- WHAT TO DO -
What is needed is each line of the data below that holds the string "content".

____ DATA SUPPLIED

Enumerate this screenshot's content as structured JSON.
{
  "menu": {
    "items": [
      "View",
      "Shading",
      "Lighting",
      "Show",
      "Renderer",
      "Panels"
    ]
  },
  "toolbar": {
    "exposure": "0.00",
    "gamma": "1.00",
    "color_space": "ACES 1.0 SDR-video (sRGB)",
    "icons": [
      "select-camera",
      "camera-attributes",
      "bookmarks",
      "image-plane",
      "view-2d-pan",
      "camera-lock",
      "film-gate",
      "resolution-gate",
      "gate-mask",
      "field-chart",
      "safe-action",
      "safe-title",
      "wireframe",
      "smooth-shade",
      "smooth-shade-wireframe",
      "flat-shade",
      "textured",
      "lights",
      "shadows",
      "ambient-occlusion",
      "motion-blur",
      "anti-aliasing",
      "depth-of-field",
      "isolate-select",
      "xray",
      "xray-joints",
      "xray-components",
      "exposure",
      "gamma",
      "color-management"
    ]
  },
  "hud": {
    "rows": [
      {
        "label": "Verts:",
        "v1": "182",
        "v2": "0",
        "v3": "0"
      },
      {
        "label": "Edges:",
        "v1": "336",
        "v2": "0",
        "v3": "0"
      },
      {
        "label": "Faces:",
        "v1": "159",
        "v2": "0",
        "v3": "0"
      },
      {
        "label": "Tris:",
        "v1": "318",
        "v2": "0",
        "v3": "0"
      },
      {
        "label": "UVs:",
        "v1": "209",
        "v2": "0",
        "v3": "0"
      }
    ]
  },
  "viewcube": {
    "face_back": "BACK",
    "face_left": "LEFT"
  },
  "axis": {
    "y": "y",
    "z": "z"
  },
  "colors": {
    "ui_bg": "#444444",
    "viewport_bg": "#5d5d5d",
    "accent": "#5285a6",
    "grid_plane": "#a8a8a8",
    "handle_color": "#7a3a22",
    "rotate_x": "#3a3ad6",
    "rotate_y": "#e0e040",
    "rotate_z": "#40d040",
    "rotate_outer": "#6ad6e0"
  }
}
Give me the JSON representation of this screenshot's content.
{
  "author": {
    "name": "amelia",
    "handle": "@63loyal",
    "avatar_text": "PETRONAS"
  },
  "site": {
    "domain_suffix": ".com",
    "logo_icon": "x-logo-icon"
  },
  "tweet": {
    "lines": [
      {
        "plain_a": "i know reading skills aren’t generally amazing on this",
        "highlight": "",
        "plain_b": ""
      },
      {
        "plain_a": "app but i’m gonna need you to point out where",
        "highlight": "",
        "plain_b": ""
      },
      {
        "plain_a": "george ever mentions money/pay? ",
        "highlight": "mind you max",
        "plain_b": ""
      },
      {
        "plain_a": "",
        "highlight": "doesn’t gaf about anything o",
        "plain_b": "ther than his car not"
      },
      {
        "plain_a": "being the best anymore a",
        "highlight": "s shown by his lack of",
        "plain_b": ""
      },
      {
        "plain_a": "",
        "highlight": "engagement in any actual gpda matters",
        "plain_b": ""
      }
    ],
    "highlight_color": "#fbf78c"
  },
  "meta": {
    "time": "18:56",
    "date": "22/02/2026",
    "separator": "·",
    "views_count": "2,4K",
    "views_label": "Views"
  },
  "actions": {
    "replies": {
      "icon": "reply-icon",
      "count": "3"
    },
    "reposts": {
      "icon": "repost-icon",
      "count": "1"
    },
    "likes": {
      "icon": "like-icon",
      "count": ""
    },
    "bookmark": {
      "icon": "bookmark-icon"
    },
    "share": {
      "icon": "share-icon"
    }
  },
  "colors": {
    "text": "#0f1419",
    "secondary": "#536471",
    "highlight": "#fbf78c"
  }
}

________

- RESULT OF THIS TASK -
Enumerate this screenshot's content as structured JSON.
Give me the JSON representation of this screenshot's content.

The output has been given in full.